[Dataset records]
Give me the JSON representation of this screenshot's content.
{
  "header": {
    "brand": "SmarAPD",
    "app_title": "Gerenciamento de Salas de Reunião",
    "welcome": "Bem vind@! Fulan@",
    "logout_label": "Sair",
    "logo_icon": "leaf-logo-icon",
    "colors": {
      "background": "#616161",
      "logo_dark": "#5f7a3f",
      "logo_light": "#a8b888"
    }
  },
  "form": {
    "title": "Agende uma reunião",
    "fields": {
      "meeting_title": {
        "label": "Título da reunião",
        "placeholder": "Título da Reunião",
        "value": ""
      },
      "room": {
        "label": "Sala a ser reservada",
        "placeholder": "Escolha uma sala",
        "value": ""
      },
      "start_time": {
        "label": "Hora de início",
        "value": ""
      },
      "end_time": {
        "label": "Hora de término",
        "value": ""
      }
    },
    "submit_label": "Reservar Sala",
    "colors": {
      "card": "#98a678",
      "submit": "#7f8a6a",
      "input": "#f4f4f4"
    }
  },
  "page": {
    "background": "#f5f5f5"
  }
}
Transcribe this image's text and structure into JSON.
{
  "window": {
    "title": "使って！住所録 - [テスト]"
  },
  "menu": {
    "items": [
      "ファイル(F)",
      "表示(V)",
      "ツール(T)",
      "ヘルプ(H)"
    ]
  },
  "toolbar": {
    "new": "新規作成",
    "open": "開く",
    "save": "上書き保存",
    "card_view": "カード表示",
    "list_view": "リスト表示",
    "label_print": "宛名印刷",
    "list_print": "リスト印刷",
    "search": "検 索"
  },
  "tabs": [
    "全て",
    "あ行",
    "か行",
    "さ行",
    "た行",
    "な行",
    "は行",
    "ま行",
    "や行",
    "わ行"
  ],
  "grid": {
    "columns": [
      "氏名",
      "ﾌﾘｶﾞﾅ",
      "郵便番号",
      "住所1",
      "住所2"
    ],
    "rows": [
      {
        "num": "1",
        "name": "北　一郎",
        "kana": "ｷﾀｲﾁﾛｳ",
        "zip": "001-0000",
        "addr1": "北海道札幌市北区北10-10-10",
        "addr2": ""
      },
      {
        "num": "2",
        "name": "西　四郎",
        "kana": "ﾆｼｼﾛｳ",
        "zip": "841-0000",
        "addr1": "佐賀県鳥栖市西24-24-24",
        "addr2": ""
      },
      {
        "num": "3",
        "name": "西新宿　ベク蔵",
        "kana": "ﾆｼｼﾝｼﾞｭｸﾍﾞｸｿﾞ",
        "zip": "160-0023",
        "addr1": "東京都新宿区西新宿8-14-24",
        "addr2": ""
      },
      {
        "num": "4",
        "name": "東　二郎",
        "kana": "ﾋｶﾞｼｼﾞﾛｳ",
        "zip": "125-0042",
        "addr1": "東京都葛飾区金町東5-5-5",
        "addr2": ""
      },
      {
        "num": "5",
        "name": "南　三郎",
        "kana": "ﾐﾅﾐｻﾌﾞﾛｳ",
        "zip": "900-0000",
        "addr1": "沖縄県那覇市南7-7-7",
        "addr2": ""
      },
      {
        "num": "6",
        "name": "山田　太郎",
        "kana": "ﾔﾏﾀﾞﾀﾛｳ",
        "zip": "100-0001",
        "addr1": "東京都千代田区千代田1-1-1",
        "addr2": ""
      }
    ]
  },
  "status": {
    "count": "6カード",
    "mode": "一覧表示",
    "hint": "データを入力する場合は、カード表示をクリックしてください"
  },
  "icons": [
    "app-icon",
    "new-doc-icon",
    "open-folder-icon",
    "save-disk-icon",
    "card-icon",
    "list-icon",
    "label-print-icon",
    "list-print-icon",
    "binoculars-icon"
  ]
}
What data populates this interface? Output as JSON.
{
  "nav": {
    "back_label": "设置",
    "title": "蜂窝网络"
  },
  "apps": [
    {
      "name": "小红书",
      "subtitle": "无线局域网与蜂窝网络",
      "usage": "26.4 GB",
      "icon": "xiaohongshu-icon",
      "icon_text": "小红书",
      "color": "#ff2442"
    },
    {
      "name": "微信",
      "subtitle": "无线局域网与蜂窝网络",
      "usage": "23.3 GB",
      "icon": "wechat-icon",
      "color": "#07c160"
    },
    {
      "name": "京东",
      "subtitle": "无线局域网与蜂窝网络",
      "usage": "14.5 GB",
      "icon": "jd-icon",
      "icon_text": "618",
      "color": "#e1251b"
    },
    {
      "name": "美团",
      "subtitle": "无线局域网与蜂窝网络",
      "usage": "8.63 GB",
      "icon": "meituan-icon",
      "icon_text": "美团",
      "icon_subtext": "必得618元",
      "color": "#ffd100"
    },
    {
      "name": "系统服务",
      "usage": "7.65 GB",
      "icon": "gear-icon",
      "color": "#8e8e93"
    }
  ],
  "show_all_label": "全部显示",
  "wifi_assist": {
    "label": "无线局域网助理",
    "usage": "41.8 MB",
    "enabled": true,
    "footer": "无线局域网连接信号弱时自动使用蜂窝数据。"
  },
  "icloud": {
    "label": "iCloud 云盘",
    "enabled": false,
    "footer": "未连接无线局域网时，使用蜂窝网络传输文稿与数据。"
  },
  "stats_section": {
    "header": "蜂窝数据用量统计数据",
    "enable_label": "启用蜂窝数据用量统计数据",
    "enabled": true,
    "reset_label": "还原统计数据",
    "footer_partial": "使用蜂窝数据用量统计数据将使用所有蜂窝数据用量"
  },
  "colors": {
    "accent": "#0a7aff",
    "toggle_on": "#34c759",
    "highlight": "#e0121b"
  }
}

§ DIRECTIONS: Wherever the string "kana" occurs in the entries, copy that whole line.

§ ANSWER TO THIS TASK:
        "kana": "ｷﾀｲﾁﾛｳ",
        "kana": "ﾆｼｼﾛｳ",
        "kana": "ﾆｼｼﾝｼﾞｭｸﾍﾞｸｿﾞ",
        "kana": "ﾋｶﾞｼｼﾞﾛｳ",
        "kana": "ﾐﾅﾐｻﾌﾞﾛｳ",
        "kana": "ﾔﾏﾀﾞﾀﾛｳ",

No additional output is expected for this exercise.